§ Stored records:
-- Opening Marker --

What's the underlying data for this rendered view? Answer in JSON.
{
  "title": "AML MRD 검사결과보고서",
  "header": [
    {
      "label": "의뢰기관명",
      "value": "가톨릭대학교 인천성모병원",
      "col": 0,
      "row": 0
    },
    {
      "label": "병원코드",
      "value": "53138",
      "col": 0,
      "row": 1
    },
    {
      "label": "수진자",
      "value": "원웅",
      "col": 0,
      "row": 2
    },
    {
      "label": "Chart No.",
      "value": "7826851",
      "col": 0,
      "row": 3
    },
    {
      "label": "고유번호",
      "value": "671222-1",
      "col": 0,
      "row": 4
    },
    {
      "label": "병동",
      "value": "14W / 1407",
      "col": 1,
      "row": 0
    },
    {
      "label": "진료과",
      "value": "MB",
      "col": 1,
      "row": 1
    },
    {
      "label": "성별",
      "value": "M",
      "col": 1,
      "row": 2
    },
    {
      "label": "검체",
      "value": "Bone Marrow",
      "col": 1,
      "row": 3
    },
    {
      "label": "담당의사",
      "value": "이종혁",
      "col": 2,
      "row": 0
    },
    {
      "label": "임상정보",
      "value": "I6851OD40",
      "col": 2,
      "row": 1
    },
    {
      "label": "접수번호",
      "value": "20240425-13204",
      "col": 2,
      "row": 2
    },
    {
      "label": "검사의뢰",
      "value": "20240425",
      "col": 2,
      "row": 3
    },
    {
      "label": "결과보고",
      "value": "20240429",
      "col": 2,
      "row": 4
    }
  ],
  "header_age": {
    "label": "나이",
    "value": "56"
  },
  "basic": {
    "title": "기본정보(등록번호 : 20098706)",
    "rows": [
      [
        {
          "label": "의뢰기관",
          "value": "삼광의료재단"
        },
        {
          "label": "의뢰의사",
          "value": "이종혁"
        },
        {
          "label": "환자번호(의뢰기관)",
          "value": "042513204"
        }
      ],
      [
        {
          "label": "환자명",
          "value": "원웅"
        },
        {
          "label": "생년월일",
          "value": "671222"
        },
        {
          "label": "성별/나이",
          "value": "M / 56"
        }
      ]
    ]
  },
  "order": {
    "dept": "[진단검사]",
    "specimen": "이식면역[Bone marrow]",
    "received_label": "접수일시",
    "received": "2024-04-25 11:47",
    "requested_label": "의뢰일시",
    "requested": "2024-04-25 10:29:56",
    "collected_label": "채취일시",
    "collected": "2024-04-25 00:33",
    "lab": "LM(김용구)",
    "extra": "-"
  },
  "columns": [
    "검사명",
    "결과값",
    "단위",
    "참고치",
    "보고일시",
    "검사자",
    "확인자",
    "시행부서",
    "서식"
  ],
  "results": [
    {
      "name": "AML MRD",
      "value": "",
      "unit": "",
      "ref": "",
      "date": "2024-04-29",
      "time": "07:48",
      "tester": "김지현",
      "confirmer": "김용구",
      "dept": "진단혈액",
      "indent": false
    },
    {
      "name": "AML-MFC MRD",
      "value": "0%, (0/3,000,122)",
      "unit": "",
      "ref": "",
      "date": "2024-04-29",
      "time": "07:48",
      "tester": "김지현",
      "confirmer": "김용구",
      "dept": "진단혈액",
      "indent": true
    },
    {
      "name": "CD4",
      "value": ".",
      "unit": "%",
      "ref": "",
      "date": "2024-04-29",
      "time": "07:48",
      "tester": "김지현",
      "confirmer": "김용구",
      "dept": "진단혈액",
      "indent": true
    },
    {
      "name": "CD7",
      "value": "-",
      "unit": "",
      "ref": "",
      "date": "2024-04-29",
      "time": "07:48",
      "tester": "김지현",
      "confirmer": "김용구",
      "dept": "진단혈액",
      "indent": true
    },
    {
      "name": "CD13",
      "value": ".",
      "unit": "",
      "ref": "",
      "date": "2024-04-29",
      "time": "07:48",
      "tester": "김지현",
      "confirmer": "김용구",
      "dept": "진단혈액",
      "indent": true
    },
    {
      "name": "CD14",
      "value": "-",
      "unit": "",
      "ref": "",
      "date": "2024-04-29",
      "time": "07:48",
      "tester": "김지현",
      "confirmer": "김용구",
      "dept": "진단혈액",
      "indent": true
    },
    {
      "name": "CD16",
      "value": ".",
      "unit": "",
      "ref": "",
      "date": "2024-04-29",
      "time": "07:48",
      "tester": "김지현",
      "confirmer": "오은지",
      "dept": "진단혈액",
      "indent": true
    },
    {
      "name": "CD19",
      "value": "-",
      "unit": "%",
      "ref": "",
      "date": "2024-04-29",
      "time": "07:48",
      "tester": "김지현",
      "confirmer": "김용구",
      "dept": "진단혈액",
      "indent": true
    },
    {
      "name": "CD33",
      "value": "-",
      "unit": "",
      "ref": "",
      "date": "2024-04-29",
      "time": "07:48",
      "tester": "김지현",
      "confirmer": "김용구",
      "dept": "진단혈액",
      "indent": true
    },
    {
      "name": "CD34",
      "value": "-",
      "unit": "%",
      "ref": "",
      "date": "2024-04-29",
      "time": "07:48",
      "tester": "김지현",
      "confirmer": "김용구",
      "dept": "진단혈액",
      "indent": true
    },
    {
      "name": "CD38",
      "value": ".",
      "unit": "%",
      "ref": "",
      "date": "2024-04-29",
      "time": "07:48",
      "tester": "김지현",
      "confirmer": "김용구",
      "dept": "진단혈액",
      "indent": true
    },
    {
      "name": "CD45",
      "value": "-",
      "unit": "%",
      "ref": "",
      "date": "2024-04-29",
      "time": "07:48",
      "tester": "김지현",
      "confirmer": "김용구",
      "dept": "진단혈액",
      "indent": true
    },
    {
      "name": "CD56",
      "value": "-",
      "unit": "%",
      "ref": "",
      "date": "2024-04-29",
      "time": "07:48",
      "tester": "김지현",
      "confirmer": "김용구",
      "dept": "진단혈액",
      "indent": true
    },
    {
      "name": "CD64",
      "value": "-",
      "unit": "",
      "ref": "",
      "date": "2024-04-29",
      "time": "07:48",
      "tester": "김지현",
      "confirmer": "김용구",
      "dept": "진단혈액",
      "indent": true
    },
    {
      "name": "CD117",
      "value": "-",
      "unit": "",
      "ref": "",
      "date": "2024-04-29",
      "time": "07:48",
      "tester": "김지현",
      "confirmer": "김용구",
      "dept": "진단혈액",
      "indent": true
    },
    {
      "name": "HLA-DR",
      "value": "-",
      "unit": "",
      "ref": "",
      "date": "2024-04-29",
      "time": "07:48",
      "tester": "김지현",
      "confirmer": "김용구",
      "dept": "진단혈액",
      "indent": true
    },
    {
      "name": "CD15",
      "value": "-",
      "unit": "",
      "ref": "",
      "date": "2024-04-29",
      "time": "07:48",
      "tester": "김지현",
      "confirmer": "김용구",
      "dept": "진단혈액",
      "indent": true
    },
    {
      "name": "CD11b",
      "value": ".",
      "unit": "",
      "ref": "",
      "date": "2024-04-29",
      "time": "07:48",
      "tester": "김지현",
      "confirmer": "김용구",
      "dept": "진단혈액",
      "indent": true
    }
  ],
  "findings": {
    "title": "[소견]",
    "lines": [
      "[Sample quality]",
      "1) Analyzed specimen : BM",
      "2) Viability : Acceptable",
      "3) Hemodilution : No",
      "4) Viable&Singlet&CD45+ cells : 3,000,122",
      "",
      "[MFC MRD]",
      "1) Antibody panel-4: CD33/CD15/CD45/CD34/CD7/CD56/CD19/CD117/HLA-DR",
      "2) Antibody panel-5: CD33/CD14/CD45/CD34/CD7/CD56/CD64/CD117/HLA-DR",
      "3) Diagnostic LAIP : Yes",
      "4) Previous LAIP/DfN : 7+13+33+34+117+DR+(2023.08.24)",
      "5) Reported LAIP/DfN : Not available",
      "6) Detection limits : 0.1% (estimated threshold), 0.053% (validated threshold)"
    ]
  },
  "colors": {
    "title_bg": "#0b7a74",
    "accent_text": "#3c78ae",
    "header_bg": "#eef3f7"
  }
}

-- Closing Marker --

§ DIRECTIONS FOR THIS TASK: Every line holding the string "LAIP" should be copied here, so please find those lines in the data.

§ PROBLEM SOLUTION:
      "3) Diagnostic LAIP : Yes",
      "4) Previous LAIP/DfN : 7+13+33+34+117+DR+(2023.08.24)",
      "5) Reported LAIP/DfN : Not available",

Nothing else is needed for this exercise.